In 1979, the classic best-seller Son-Rise was made into an award-winning NBC television special, which has been viewed by 300 million people worldwide. Now, Son-Rise: The Miracle Continues presents an expanded and updated journal of Barry and Samahria Kaufman’s successful effort to reach their once “unreachable” autistic child. Part one documents Raun Kaufman’s astonishing development from a lifeless, autistic, retarded child into a highly verbal, lovable youngster with no traces of his former condition. Part two details Raun’s extraordinary progress from the age of four into young adulthood. Part three shares moving accounts of five families that successfully used the Son-Rise Program to reach their own special children. An awe-inspiring reminder that love moves mountains. A must for any parent, teacher or student of personal growth. Do you ever wonder why things turn out the way they do? I do. Every so often, I ask myself why an event in my life occurred, if maybe it had some sort of purpose or reason. I realize that, in the larger scheme of things, I can never really know why events happen or if there is some sort of grand plan for us all. I do believe, though, that each event offers us a brand new chance to change ourselves and our lives, whether the change is slight or sweeping. Even if we can’t know whether there is some great cosmic reason for the workings of the world, we can still give events meaning with what we do with them. When I was diagnosed as autistic (and also severely mentally retarded, with a below-thirty IQ), my parents were given ample opportunity to treat the event as a tragedy. The whole world saw autism as hopeless and encouraged my parents to see it that way too. Sometimes it dawns on me how close I came to spending my life encapsulated inside my own head, lacking the tools to interact with the rest of the world. My autism could have been just another event without meaning or explanation. What turned it around was not a string of events, but rather a wildly different and unheard of perspective: Refusing to accept the age-old view of autism as a terrible catastrophe, my parents came up with the radical idea that my autism was a chance – a great opportunity, in fact – to try to reach a child lost behind a thick, hazy cloud. It was a chance to make greatness out of something commonly viewed as unquestionably sad and tragic.

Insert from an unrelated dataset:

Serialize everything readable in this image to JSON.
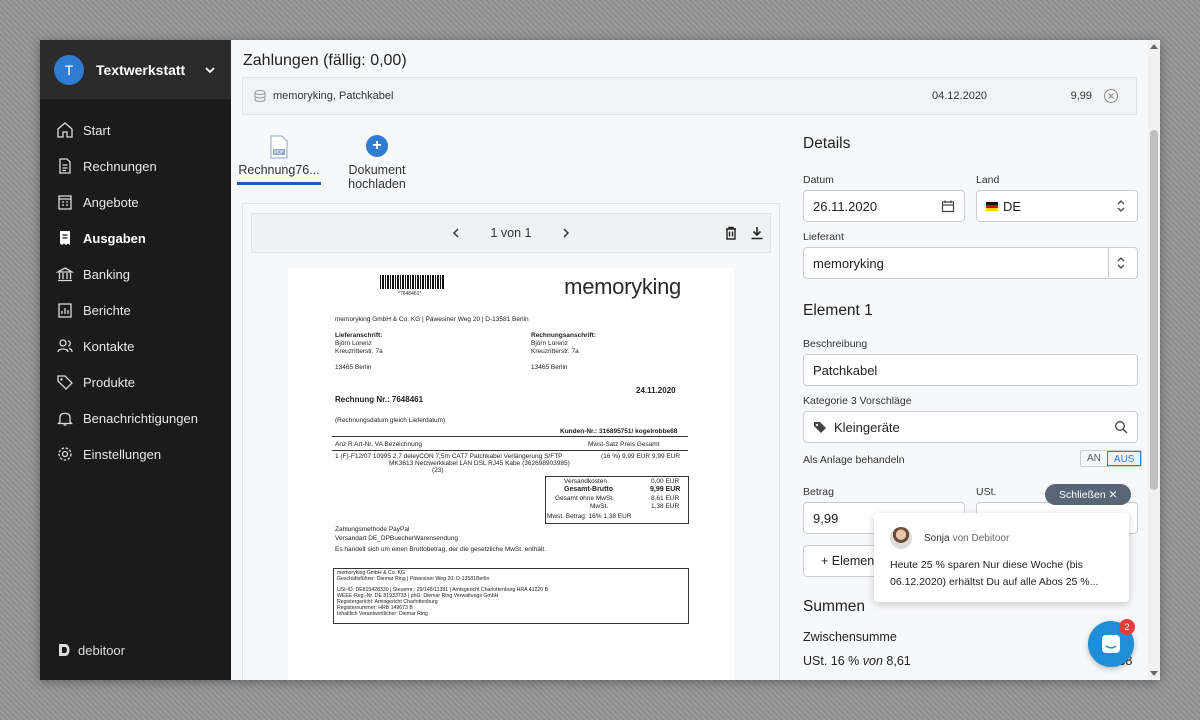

by Allan Badiner
Buddhism and psychedelic exploration share a common concern: the liberation of the mind. This new edition of Zig Zag Zen: Buddhism and Psychedelics has evolved from the landmark anthology that launched the first inquiry into the ethical, doctrinal, and transcendental considerations at the intersection of Buddhism and psychedelics. A provocative and thoughtful exploration of inner states and personal transformation, Zig Zag Zen now contains an expanded display of stunning artwork including pieces from Android Jones, Sukhi Barber, Ang Tsherin Sherpa, and Amanda Sage, as well as the original brilliant work of Robert Venosa, Mark Rothko, Robert Beer, Francesco Clemente, and many others, including more work by the pioneering visionary artist Alex Grey. Complementing these new images are original essays by such luminaries as Ralph Metzner and Brad Warner; exciting interviews with James Fadiman, Kokyo Henkel, and Rick Doblin; and a discussion of ayahuasca’s unique influence on Zen Buddhism by David Coyote; all of which have been carefully curated to extend the original inquiry of authors Joan Halifax Roshi, Peter Matthiessen, Jack Kornfield, Ram Dass, Terence McKenna, Rick Fields and many others. Buddhism and psychedelics are inevitable subjects encountered on the journey to wisdom. Examined together, the reader may understand more deeply the essence of each.
by Juris Rubenis

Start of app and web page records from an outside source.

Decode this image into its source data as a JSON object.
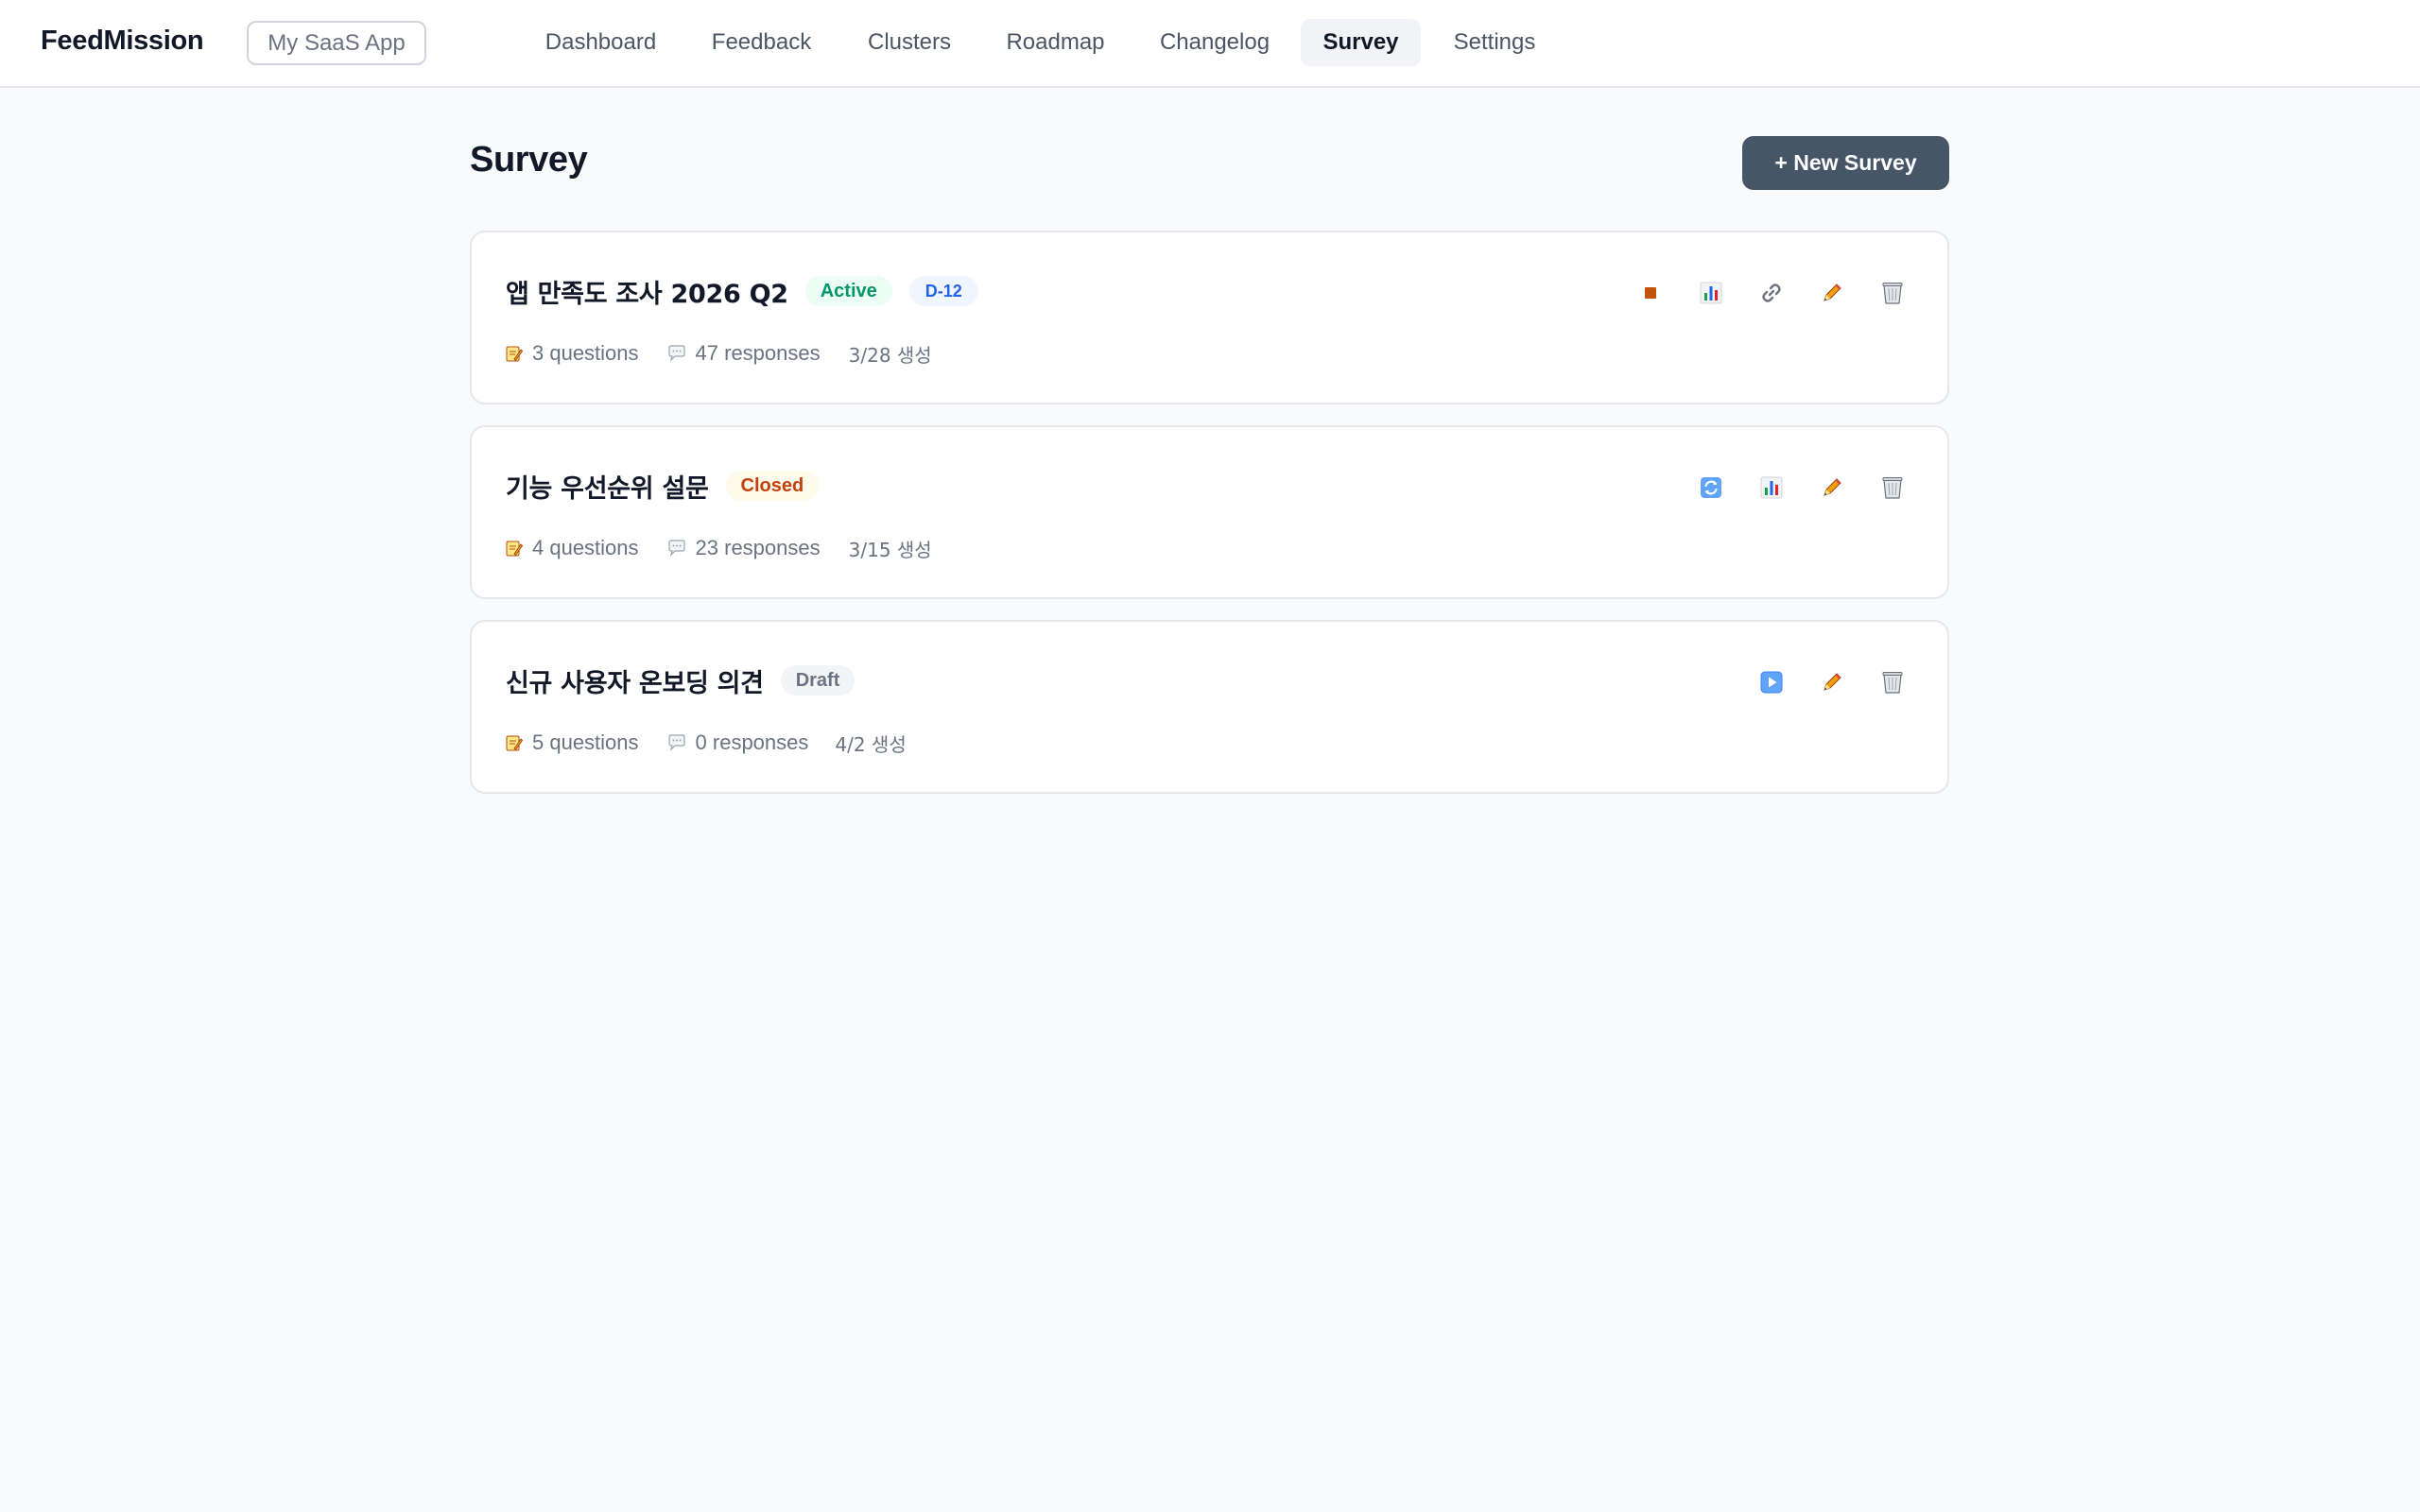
{
  "app": {
    "brand": "FeedMission",
    "project": "My SaaS App"
  },
  "nav": [
    {
      "label": "Dashboard",
      "active": false
    },
    {
      "label": "Feedback",
      "active": false
    },
    {
      "label": "Clusters",
      "active": false
    },
    {
      "label": "Roadmap",
      "active": false
    },
    {
      "label": "Changelog",
      "active": false
    },
    {
      "label": "Survey",
      "active": true
    },
    {
      "label": "Settings",
      "active": false
    }
  ],
  "page": {
    "title": "Survey",
    "new_button": "+ New Survey"
  },
  "surveys": [
    {
      "title": "앱 만족도 조사 2026 Q2",
      "status": "Active",
      "dday": "D-12",
      "questions": "3 questions",
      "responses": "47 responses",
      "created": "3/28 생성",
      "actions": [
        "stop-icon",
        "chart-icon",
        "link-icon",
        "pencil-icon",
        "trash-icon"
      ]
    },
    {
      "title": "기능 우선순위 설문",
      "status": "Closed",
      "questions": "4 questions",
      "responses": "23 responses",
      "created": "3/15 생성",
      "actions": [
        "reopen-icon",
        "chart-icon",
        "pencil-icon",
        "trash-icon"
      ]
    },
    {
      "title": "신규 사용자 온보딩 의견",
      "status": "Draft",
      "questions": "5 questions",
      "responses": "0 responses",
      "created": "4/2 생성",
      "actions": [
        "play-icon",
        "pencil-icon",
        "trash-icon"
      ]
    }
  ],
  "colors": {
    "primary_button": "#475569",
    "active_badge": "#059669",
    "closed_badge": "#c2410c",
    "draft_badge": "#6b7280",
    "dday_badge": "#2563eb"
  }
}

This unusual little book is a translated masterpiece of wisdom – the result of a unique conversation about faith between a Protestant pastor and a Roman Catholic artist in the heart of post-communist Europe. With a depth of awareness for the meaning of each of life’s moments, these deceptively simple reflections speak directly to our anxieties, evoking, at times, the Desert Fathers, and at others, Blaise Pascal or Simone Weil. Subacs’ drawings convey a people who stand at all times before a gracious presence, empowered to find their bearings in the cosmos, to love their neighbors, to build decent communities, and to face death with hope.